On the second verse, songs protagonist states proudly that he’s “fighting on with dignity, amidst the blood and steel.” He also states that “the battle’s always won.”

Many saw dying gloriously in war as the ultimate victory, in here showing the true power most dangerous leaders of the world always possess; talent to captivate people.

The final words of the song are “I still hear the battle cry, I still see the banners fly.” This can be interpreted in two ways, on the other hand it draws a bigger picture; wars are going on all the time around the world. And it speaks of one person, a soldier returning home from the battle, in good health maybe but forever scarred inside. He will hear and see the sounds of war probably for the rest of his life. And no doubt at some point he wants to scream like Rob does in the end. They had their shot at glory but it came with a price.

As with most of their records, Priest inserted heavy dose of “Painkiller” into their set-list for new tour. No less than six of its nine proper songs were given airing, one of the emissions was unfortunately “One Shot At Glory” which was perhaps seen as too lengthy number. In addition it is a demanding to song for a vocalist to sing and on the Painkiller-tour 1990-1991 Rob Halford certainly had his work cut out for him.


While many correctly praise Judas Priest’s earlier efforts as cornerstones of the heavy metal genre, it is important to point out how much influence “Painkiller” has had on several successful metal bands in this millennium. The waves caused by the record in 1990 are still hitting the shores especially in Europe. During the last 15 years it has become almost common to find metal albums lifting few riffs or melodies straight off “Painkiller. “ A great tribute to the power of Judas Priest if there ever was one.

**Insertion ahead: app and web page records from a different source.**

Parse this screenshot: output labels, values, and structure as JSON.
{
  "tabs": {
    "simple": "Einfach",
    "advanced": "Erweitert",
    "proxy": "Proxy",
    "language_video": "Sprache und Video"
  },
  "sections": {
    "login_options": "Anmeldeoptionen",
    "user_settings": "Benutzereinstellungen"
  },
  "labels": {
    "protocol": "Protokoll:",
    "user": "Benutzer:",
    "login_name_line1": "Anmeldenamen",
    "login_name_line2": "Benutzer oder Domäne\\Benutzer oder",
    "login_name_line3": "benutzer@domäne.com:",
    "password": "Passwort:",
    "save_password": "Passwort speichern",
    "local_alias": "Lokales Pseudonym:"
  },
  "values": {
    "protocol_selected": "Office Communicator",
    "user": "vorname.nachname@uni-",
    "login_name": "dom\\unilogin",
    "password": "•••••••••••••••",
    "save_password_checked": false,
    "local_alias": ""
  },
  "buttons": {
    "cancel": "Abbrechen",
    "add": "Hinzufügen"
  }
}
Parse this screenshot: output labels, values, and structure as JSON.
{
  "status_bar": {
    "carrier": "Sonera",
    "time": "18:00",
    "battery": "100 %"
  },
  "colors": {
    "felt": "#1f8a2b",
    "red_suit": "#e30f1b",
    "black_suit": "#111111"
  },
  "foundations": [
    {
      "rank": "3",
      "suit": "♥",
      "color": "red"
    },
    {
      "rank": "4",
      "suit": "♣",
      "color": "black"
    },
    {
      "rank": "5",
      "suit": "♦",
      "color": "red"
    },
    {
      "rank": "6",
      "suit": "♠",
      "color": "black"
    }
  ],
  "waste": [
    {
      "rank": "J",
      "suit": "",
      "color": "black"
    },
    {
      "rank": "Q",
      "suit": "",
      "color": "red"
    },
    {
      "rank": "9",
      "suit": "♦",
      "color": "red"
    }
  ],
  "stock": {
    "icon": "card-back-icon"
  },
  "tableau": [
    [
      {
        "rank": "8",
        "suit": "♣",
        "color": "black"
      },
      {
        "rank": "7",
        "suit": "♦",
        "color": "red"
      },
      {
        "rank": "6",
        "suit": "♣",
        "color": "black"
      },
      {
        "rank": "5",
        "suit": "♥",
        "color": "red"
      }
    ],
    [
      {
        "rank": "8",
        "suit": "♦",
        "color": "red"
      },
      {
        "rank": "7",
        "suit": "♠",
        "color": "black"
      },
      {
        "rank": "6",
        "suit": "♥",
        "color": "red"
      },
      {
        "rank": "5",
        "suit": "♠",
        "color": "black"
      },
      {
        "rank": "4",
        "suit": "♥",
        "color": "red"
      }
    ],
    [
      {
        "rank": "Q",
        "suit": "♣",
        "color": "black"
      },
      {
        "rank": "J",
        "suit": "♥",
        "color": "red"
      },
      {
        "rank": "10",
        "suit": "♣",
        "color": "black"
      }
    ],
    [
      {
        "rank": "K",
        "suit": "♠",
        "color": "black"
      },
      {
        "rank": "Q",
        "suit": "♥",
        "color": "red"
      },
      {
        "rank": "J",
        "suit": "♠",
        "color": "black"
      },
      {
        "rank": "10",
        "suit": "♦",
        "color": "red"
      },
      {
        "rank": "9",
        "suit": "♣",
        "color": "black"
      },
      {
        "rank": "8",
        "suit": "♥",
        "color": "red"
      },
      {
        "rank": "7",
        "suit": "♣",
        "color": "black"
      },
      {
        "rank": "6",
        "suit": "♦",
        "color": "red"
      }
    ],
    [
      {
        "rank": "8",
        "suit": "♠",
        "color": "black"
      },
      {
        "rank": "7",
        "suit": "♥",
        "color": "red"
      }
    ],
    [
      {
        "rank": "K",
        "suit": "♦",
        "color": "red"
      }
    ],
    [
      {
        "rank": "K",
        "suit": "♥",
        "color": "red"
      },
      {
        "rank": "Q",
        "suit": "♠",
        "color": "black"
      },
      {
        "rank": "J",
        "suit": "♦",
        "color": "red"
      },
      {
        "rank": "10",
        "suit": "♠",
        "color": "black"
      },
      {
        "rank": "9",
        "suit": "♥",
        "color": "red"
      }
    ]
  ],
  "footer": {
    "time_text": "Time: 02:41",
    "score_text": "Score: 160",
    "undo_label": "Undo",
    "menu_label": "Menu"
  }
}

“One Shot At Glory” can even be seen as the epitome of war songs later on used on several power metal albums. While traditional metal had another upsurge in popularity starting from late 1990’s, group’s like Gamma Ray and Primal Fear were hugely influenced by tracks on “Painkiller.” For reference listen to Gamma Ray’s “Heart Of The Unicorn” (“No World Order” 2001) or Primal Fear’s “Angel In Black” and “Kiss Of Death” (“Nuclear Fire” 2001) These are all great songs and wear their influence happily on their sleeve, yet one has to wonder whether those tracks have the same effect in the metal field 10 or 20 years from now.

30 years after its release, “One Shot At Glory” now sounds nothing less than timeless – as it did when it originally closed “Painkiller” in magnificent fashion.

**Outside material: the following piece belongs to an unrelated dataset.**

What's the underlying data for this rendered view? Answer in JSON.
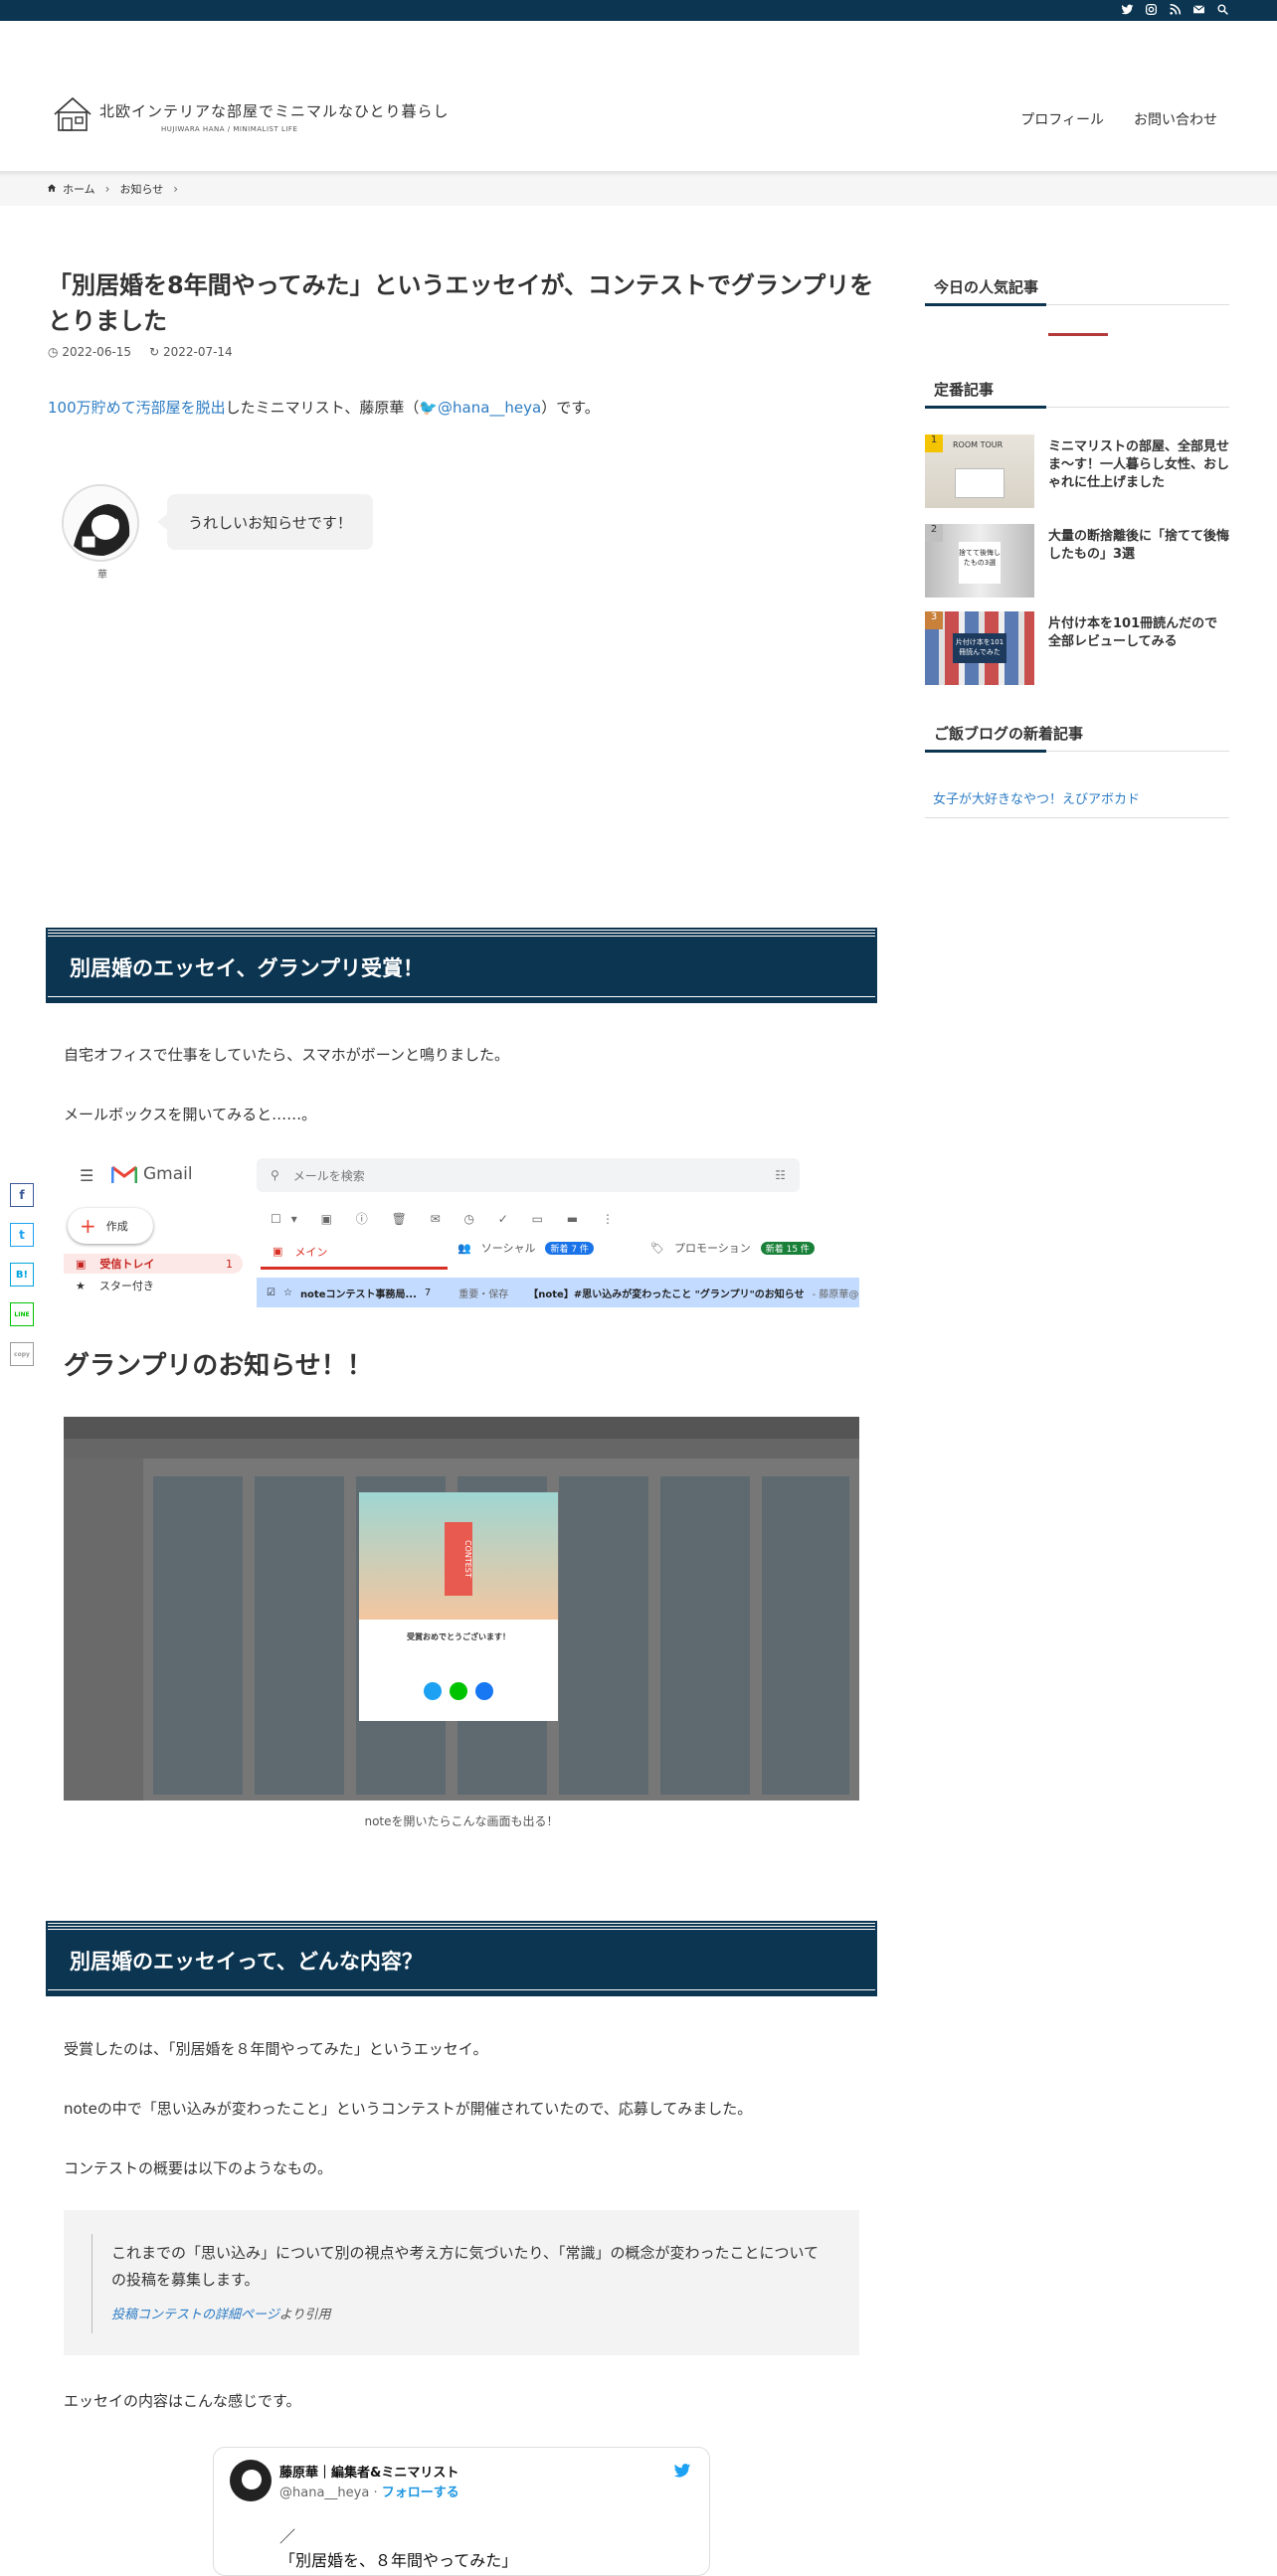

With acknowledgements: Judas Priest Info Pages


“One Shot At Glory ” stats

• Written by Glenn Tipton, K.K. Downing & Rob Halford
• Recorded at Miraval Studios, Brignoles, France January-May 1990
• Produced By Chris Tsangarides & Judas Priest
• First released On “Painkiller” album in September 1990


“Now here is a song with a title that, I am sure everyone can relate to in their lives. I can remember feeling particularly up, when we were working on this song because of the sentiment it that relates to; also I really thought it was a great way to finish an album like “Painkiller”, and as for the solo, it was a great opportunity to mix up some scales, for the guitarists I have managed to dig out my original working tab, its not too difficult so why not have a go, I would like again to thank Ville for his excellent text about this song and to the magical times when Priest had the privilege yet again to put some metal in the forge for all of the fans around the world.”

“One Shot At Glory ” lyrics

Let me hear the battle cry
Calling on the wind
Let me see the banners fly
Before the storm begins

Let me feel the spirits soar
Destroy the enemy
Striking at the evil core
For all the world to see

This day will last forever
Deep in the hearts of men
Courage and victory
Remember, remember

One Shot At Glory
In the crossfire overhead
Fate stands before me
Words have all been said

One Shot At Glory
Driving hard and seeing red
Destiny calls me
One night of fire, one shot at glory

Fighting on with dignity
In life and death we deal
The power and the majesty
Amidst the blood and steel

I still hear the battle cry
The call goes on and on
I still see the banners fly
The battle’s always won

I still hear the battle cry!
I still see the banners fly!



About Ville Krannila